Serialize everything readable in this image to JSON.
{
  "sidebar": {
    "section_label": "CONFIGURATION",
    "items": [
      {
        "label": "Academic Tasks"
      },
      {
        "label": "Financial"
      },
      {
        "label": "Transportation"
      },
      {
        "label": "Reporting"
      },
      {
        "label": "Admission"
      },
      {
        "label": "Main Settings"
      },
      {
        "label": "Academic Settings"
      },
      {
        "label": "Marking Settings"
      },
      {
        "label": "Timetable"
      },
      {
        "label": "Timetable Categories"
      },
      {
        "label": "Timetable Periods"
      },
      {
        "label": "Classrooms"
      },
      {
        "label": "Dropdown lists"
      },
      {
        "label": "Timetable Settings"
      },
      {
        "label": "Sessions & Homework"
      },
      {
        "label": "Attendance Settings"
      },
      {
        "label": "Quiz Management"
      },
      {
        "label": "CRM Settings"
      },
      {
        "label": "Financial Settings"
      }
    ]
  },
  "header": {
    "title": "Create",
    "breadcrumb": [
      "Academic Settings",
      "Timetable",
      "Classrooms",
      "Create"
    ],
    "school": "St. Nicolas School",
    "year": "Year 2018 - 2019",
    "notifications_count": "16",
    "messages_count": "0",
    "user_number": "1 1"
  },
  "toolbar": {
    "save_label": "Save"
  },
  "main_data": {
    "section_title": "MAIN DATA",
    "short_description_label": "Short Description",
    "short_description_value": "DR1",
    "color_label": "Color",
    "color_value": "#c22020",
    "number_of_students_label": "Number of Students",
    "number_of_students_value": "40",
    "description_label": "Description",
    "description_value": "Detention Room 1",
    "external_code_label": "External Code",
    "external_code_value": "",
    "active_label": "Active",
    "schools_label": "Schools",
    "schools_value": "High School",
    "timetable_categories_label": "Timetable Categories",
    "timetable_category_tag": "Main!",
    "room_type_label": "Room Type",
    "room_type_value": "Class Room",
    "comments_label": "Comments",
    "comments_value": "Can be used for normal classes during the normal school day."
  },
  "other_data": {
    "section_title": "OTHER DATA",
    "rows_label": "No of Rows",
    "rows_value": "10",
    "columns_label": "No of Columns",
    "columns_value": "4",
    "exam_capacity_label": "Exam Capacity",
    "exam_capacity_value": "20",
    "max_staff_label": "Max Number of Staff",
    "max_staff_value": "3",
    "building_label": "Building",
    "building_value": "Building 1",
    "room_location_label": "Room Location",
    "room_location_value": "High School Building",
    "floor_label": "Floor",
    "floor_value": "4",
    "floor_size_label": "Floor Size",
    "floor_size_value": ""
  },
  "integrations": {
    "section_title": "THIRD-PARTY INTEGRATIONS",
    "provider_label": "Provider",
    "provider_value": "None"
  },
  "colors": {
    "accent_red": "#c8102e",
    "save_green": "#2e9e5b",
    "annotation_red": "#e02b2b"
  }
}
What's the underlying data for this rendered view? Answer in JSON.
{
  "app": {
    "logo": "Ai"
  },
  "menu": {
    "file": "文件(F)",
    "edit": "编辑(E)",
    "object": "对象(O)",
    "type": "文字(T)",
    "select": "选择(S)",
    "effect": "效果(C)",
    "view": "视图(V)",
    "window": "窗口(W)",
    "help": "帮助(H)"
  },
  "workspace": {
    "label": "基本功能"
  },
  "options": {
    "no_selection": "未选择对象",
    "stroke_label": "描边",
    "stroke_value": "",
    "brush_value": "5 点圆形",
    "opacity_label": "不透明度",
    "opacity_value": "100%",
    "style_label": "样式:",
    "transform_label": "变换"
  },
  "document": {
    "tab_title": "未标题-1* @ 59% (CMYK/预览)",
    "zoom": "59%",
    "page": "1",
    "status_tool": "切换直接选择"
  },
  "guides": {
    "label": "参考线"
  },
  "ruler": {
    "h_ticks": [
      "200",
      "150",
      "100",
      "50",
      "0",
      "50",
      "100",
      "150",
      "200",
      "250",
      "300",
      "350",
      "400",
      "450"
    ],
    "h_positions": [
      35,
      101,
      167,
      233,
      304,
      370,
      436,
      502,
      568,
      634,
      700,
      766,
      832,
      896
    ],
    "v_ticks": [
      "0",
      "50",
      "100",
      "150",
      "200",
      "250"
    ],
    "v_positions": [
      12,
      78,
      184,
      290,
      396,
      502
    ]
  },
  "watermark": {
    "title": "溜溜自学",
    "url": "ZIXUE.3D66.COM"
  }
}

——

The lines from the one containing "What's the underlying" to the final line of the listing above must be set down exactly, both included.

● **WRITTEN ANSWER**
What's the underlying data for this rendered view? Answer in JSON.
{
  "app": {
    "logo": "Ai"
  },
  "menu": {
    "file": "文件(F)",
    "edit": "编辑(E)",
    "object": "对象(O)",
    "type": "文字(T)",
    "select": "选择(S)",
    "effect": "效果(C)",
    "view": "视图(V)",
    "window": "窗口(W)",
    "help": "帮助(H)"
  },
  "workspace": {
    "label": "基本功能"
  },
  "options": {
    "no_selection": "未选择对象",
    "stroke_label": "描边",
    "stroke_value": "",
    "brush_value": "5 点圆形",
    "opacity_label": "不透明度",
    "opacity_value": "100%",
    "style_label": "样式:",
    "transform_label": "变换"
  },
  "document": {
    "tab_title": "未标题-1* @ 59% (CMYK/预览)",
    "zoom": "59%",
    "page": "1",
    "status_tool": "切换直接选择"
  },
  "guides": {
    "label": "参考线"
  },
  "ruler": {
    "h_ticks": [
      "200",
      "150",
      "100",
      "50",
      "0",
      "50",
      "100",
      "150",
      "200",
      "250",
      "300",
      "350",
      "400",
      "450"
    ],
    "h_positions": [
      35,
      101,
      167,
      233,
      304,
      370,
      436,
      502,
      568,
      634,
      700,
      766,
      832,
      896
    ],
    "v_ticks": [
      "0",
      "50",
      "100",
      "150",
      "200",
      "250"
    ],
    "v_positions": [
      12,
      78,
      184,
      290,
      396,
      502
    ]
  },
  "watermark": {
    "title": "溜溜自学",
    "url": "ZIXUE.3D66.COM"
  }
}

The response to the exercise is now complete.